Even after the Temple's destruction, Levites enjoy some unique ritual privileges.
Reprinted from The Jewish Religion: A Companion, published by Oxford University Press.
Levites are members of the tribe of Levi, the third son of the patriarch Jacob. Members of the tribe are either priests (Kohanim) or Levites, their status being established by family tradition. The family name Levi or Levine generally denotes that the members of the family are Levites.
In Temple times the offering of the sacrifices was the function of the priests. The function of the Levites was to provide the musical accompaniment to the sacrifices, vocally and with musical instruments, and to act as gate-keepers and general guards.

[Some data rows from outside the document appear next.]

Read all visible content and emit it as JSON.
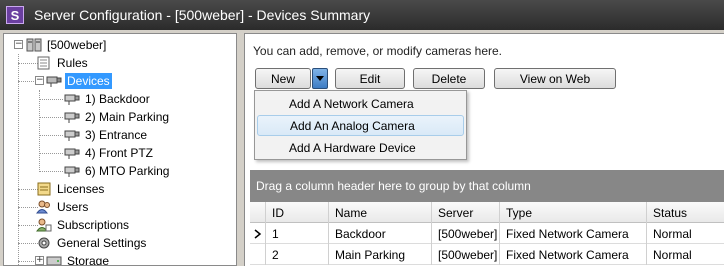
{
  "window": {
    "title": "Server Configuration - [500weber] - Devices Summary",
    "app_icon": "S"
  },
  "tree": {
    "root": "[500weber]",
    "items": [
      {
        "label": "Rules",
        "icon": "rules-icon"
      },
      {
        "label": "Devices",
        "icon": "devices-icon",
        "selected": true
      },
      {
        "label": "1) Backdoor",
        "icon": "camera-icon"
      },
      {
        "label": "2) Main Parking",
        "icon": "camera-icon"
      },
      {
        "label": "3) Entrance",
        "icon": "camera-icon"
      },
      {
        "label": "4) Front PTZ",
        "icon": "camera-icon"
      },
      {
        "label": "6) MTO Parking",
        "icon": "camera-icon"
      },
      {
        "label": "Licenses",
        "icon": "licenses-icon"
      },
      {
        "label": "Users",
        "icon": "users-icon"
      },
      {
        "label": "Subscriptions",
        "icon": "subscriptions-icon"
      },
      {
        "label": "General Settings",
        "icon": "settings-icon"
      },
      {
        "label": "Storage",
        "icon": "storage-icon"
      }
    ]
  },
  "main": {
    "description": "You can add, remove, or modify cameras here.",
    "toolbar": {
      "new": "New",
      "edit": "Edit",
      "delete": "Delete",
      "view_on_web": "View on Web"
    },
    "new_menu": [
      "Add A Network Camera",
      "Add An Analog Camera",
      "Add A Hardware Device"
    ],
    "new_menu_hover": "Add An Analog Camera",
    "group_hint": "Drag a column header here to group by that column",
    "columns": [
      "ID",
      "Name",
      "Server",
      "Type",
      "Status"
    ],
    "rows": [
      [
        "1",
        "Backdoor",
        "[500weber]",
        "Fixed Network Camera",
        "Normal"
      ],
      [
        "2",
        "Main Parking",
        "[500weber]",
        "Fixed Network Camera",
        "Normal"
      ]
    ]
  },
  "colors": {
    "selection": "#3399ff",
    "titlebar": "#2b2b2b",
    "group_bar": "#878787"
  }
}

Nowadays, a Levite is given the privilege of being called, second to the Kohen, to the reading of the Torah in the synagogue and a Levite washes the hands of the Kohanim before the latter deliver the priestly blessing.
The redemption of the first-born is not held where the father of the child is a Levite or the mother the daughter of a Levite.